##### INFORMATION #####
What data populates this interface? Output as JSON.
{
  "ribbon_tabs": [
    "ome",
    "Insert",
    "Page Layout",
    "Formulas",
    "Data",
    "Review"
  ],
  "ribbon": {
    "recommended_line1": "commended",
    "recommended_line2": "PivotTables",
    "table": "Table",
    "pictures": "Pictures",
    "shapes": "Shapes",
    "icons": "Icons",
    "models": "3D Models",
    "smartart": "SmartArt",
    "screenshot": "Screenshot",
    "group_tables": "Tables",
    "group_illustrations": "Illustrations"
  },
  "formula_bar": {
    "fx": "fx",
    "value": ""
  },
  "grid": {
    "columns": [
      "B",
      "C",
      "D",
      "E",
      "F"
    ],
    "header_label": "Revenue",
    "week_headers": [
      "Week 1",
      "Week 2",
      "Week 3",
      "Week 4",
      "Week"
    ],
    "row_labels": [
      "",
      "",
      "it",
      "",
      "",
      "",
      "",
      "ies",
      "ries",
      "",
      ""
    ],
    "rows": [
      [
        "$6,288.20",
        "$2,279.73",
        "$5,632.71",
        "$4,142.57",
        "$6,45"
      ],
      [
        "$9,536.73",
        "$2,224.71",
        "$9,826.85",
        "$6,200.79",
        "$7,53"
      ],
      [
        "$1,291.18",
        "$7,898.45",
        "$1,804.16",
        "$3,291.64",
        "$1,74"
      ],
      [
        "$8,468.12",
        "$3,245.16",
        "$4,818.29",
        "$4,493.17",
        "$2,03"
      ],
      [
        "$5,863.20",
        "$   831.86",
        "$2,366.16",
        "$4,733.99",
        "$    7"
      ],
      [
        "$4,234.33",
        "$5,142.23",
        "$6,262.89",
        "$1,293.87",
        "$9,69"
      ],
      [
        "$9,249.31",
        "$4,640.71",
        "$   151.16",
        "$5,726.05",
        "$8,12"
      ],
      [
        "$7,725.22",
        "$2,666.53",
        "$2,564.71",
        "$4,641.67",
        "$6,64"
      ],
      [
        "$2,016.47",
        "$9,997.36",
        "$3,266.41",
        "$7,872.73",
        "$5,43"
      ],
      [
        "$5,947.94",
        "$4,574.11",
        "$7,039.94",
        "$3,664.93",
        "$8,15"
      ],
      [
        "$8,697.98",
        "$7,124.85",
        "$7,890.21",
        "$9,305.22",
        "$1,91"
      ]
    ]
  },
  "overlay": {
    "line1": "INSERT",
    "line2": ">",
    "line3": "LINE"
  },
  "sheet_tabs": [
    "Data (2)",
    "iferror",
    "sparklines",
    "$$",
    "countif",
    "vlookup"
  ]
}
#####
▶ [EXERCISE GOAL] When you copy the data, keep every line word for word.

▶ [ANSWER BOX]
What data populates this interface? Output as JSON.
{
  "ribbon_tabs": [
    "ome",
    "Insert",
    "Page Layout",
    "Formulas",
    "Data",
    "Review"
  ],
  "ribbon": {
    "recommended_line1": "commended",
    "recommended_line2": "PivotTables",
    "table": "Table",
    "pictures": "Pictures",
    "shapes": "Shapes",
    "icons": "Icons",
    "models": "3D Models",
    "smartart": "SmartArt",
    "screenshot": "Screenshot",
    "group_tables": "Tables",
    "group_illustrations": "Illustrations"
  },
  "formula_bar": {
    "fx": "fx",
    "value": ""
  },
  "grid": {
    "columns": [
      "B",
      "C",
      "D",
      "E",
      "F"
    ],
    "header_label": "Revenue",
    "week_headers": [
      "Week 1",
      "Week 2",
      "Week 3",
      "Week 4",
      "Week"
    ],
    "row_labels": [
      "",
      "",
      "it",
      "",
      "",
      "",
      "",
      "ies",
      "ries",
      "",
      ""
    ],
    "rows": [
      [
        "$6,288.20",
        "$2,279.73",
        "$5,632.71",
        "$4,142.57",
        "$6,45"
      ],
      [
        "$9,536.73",
        "$2,224.71",
        "$9,826.85",
        "$6,200.79",
        "$7,53"
      ],
      [
        "$1,291.18",
        "$7,898.45",
        "$1,804.16",
        "$3,291.64",
        "$1,74"
      ],
      [
        "$8,468.12",
        "$3,245.16",
        "$4,818.29",
        "$4,493.17",
        "$2,03"
      ],
      [
        "$5,863.20",
        "$   831.86",
        "$2,366.16",
        "$4,733.99",
        "$    7"
      ],
      [
        "$4,234.33",
        "$5,142.23",
        "$6,262.89",
        "$1,293.87",
        "$9,69"
      ],
      [
        "$9,249.31",
        "$4,640.71",
        "$   151.16",
        "$5,726.05",
        "$8,12"
      ],
      [
        "$7,725.22",
        "$2,666.53",
        "$2,564.71",
        "$4,641.67",
        "$6,64"
      ],
      [
        "$2,016.47",
        "$9,997.36",
        "$3,266.41",
        "$7,872.73",
        "$5,43"
      ],
      [
        "$5,947.94",
        "$4,574.11",
        "$7,039.94",
        "$3,664.93",
        "$8,15"
      ],
      [
        "$8,697.98",
        "$7,124.85",
        "$7,890.21",
        "$9,305.22",
        "$1,91"
      ]
    ]
  },
  "overlay": {
    "line1": "INSERT",
    "line2": ">",
    "line3": "LINE"
  },
  "sheet_tabs": [
    "Data (2)",
    "iferror",
    "sparklines",
    "$$",
    "countif",
    "vlookup"
  ]
}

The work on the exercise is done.